[TASK STATEMENT] An exact copy of every record is needed, with the pictures left out.

[THE INPUT]

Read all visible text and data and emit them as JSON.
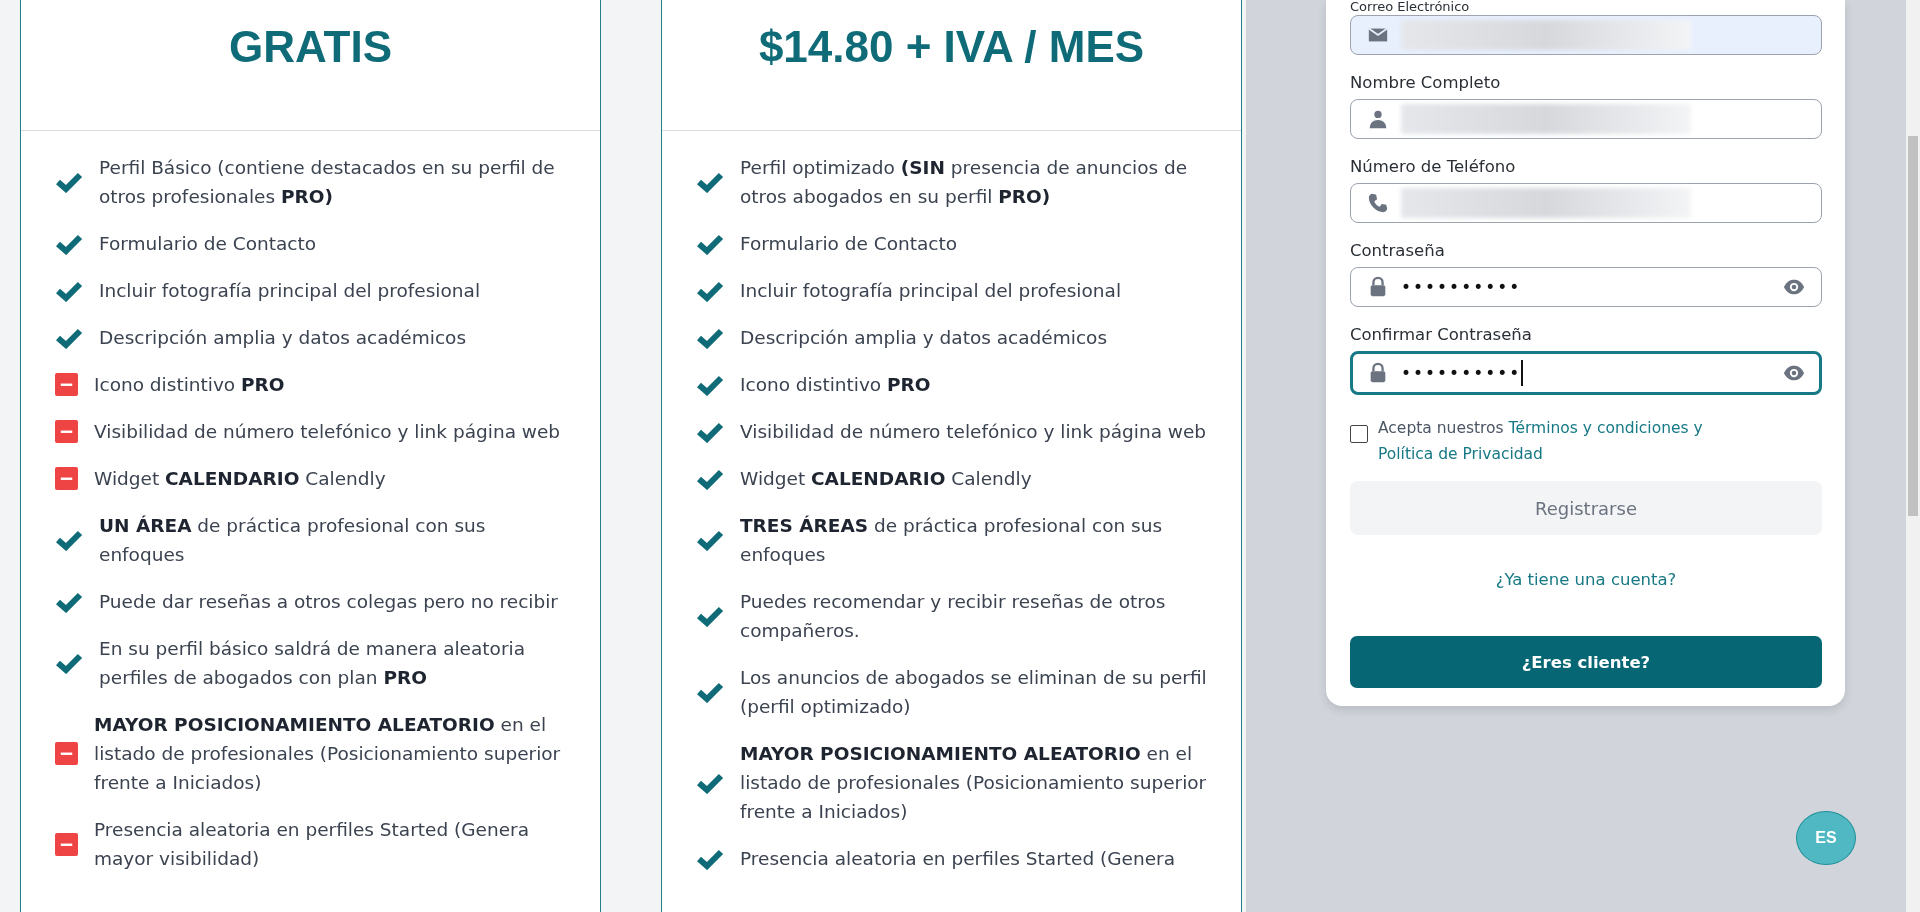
{
  "plans": [
    {
      "price": "GRATIS",
      "features": [
        {
          "text": "Perfil Básico (contiene destacados en su perfil de otros profesionales **PRO)**",
          "included": true
        },
        {
          "text": "Formulario de Contacto",
          "included": true
        },
        {
          "text": "Incluir fotografía principal del profesional",
          "included": true
        },
        {
          "text": "Descripción amplia y datos académicos",
          "included": true
        },
        {
          "text": "Icono distintivo **PRO**",
          "included": false
        },
        {
          "text": "Visibilidad de número telefónico y link página web",
          "included": false
        },
        {
          "text": "Widget **CALENDARIO** Calendly",
          "included": false
        },
        {
          "text": "**UN ÁREA** de práctica profesional con sus enfoques",
          "included": true
        },
        {
          "text": "Puede dar reseñas a otros colegas pero no recibir",
          "included": true
        },
        {
          "text": "En su perfil básico saldrá de manera aleatoria perfiles de abogados con plan **PRO**",
          "included": true
        },
        {
          "text": "**MAYOR POSICIONAMIENTO ALEATORIO** en el listado de profesionales (Posicionamiento superior frente a Iniciados)",
          "included": false
        },
        {
          "text": "Presencia aleatoria en perfiles Started (Genera mayor visibilidad)",
          "included": false
        }
      ]
    },
    {
      "price": "$14.80 + IVA / MES",
      "features": [
        {
          "text": "Perfil optimizado **(SIN** presencia de anuncios de otros abogados en su perfil **PRO)**",
          "included": true
        },
        {
          "text": "Formulario de Contacto",
          "included": true
        },
        {
          "text": "Incluir fotografía principal del profesional",
          "included": true
        },
        {
          "text": "Descripción amplia y datos académicos",
          "included": true
        },
        {
          "text": "Icono distintivo **PRO**",
          "included": true
        },
        {
          "text": "Visibilidad de número telefónico y link página web",
          "included": true
        },
        {
          "text": "Widget **CALENDARIO** Calendly",
          "included": true
        },
        {
          "text": "**TRES ÁREAS** de práctica profesional con sus enfoques",
          "included": true
        },
        {
          "text": "Puedes recomendar y recibir reseñas de otros compañeros.",
          "included": true
        },
        {
          "text": "Los anuncios de abogados se eliminan de su perfil (perfil optimizado)",
          "included": true
        },
        {
          "text": "**MAYOR POSICIONAMIENTO ALEATORIO** en el listado de profesionales (Posicionamiento superior frente a Iniciados)",
          "included": true
        },
        {
          "text": "Presencia aleatoria en perfiles Started (Genera",
          "included": true
        }
      ]
    }
  ],
  "form": {
    "fields": [
      {
        "label": "Correo Electrónico",
        "kind": "email",
        "autofilled": true,
        "focused": false
      },
      {
        "label": "Nombre Completo",
        "kind": "name",
        "autofilled": false,
        "focused": false
      },
      {
        "label": "Número de Teléfono",
        "kind": "phone",
        "autofilled": false,
        "focused": false
      },
      {
        "label": "Contraseña",
        "kind": "password",
        "value": "••••••••••",
        "autofilled": false,
        "focused": false
      },
      {
        "label": "Confirmar Contraseña",
        "kind": "password",
        "value": "••••••••••",
        "autofilled": false,
        "focused": true
      }
    ],
    "terms": {
      "checked": false,
      "text": "Acepta nuestros",
      "links": [
        "Términos y condiciones y",
        "Política de Privacidad"
      ]
    },
    "submit": {
      "label": "Registrarse",
      "disabled": true
    },
    "login_link": "¿Ya tiene una cuenta?",
    "client_button": "¿Eres cliente?"
  },
  "language_button": "ES"
}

[OUTPUT]
Read all visible text and data and emit them as JSON.
{
  "plans": [
    {
      "price": "GRATIS",
      "features": [
        {
          "text": "Perfil Básico (contiene destacados en su perfil de otros profesionales **PRO)**",
          "included": true
        },
        {
          "text": "Formulario de Contacto",
          "included": true
        },
        {
          "text": "Incluir fotografía principal del profesional",
          "included": true
        },
        {
          "text": "Descripción amplia y datos académicos",
          "included": true
        },
        {
          "text": "Icono distintivo **PRO**",
          "included": false
        },
        {
          "text": "Visibilidad de número telefónico y link página web",
          "included": false
        },
        {
          "text": "Widget **CALENDARIO** Calendly",
          "included": false
        },
        {
          "text": "**UN ÁREA** de práctica profesional con sus enfoques",
          "included": true
        },
        {
          "text": "Puede dar reseñas a otros colegas pero no recibir",
          "included": true
        },
        {
          "text": "En su perfil básico saldrá de manera aleatoria perfiles de abogados con plan **PRO**",
          "included": true
        },
        {
          "text": "**MAYOR POSICIONAMIENTO ALEATORIO** en el listado de profesionales (Posicionamiento superior frente a Iniciados)",
          "included": false
        },
        {
          "text": "Presencia aleatoria en perfiles Started (Genera mayor visibilidad)",
          "included": false
        }
      ]
    },
    {
      "price": "$14.80 + IVA / MES",
      "features": [
        {
          "text": "Perfil optimizado **(SIN** presencia de anuncios de otros abogados en su perfil **PRO)**",
          "included": true
        },
        {
          "text": "Formulario de Contacto",
          "included": true
        },
        {
          "text": "Incluir fotografía principal del profesional",
          "included": true
        },
        {
          "text": "Descripción amplia y datos académicos",
          "included": true
        },
        {
          "text": "Icono distintivo **PRO**",
          "included": true
        },
        {
          "text": "Visibilidad de número telefónico y link página web",
          "included": true
        },
        {
          "text": "Widget **CALENDARIO** Calendly",
          "included": true
        },
        {
          "text": "**TRES ÁREAS** de práctica profesional con sus enfoques",
          "included": true
        },
        {
          "text": "Puedes recomendar y recibir reseñas de otros compañeros.",
          "included": true
        },
        {
          "text": "Los anuncios de abogados se eliminan de su perfil (perfil optimizado)",
          "included": true
        },
        {
          "text": "**MAYOR POSICIONAMIENTO ALEATORIO** en el listado de profesionales (Posicionamiento superior frente a Iniciados)",
          "included": true
        },
        {
          "text": "Presencia aleatoria en perfiles Started (Genera",
          "included": true
        }
      ]
    }
  ],
  "form": {
    "fields": [
      {
        "label": "Correo Electrónico",
        "kind": "email",
        "autofilled": true,
        "focused": false
      },
      {
        "label": "Nombre Completo",
        "kind": "name",
        "autofilled": false,
        "focused": false
      },
      {
        "label": "Número de Teléfono",
        "kind": "phone",
        "autofilled": false,
        "focused": false
      },
      {
        "label": "Contraseña",
        "kind": "password",
        "value": "••••••••••",
        "autofilled": false,
        "focused": false
      },
      {
        "label": "Confirmar Contraseña",
        "kind": "password",
        "value": "••••••••••",
        "autofilled": false,
        "focused": true
      }
    ],
    "terms": {
      "checked": false,
      "text": "Acepta nuestros",
      "links": [
        "Términos y condiciones y",
        "Política de Privacidad"
      ]
    },
    "submit": {
      "label": "Registrarse",
      "disabled": true
    },
    "login_link": "¿Ya tiene una cuenta?",
    "client_button": "¿Eres cliente?"
  },
  "language_button": "ES"
}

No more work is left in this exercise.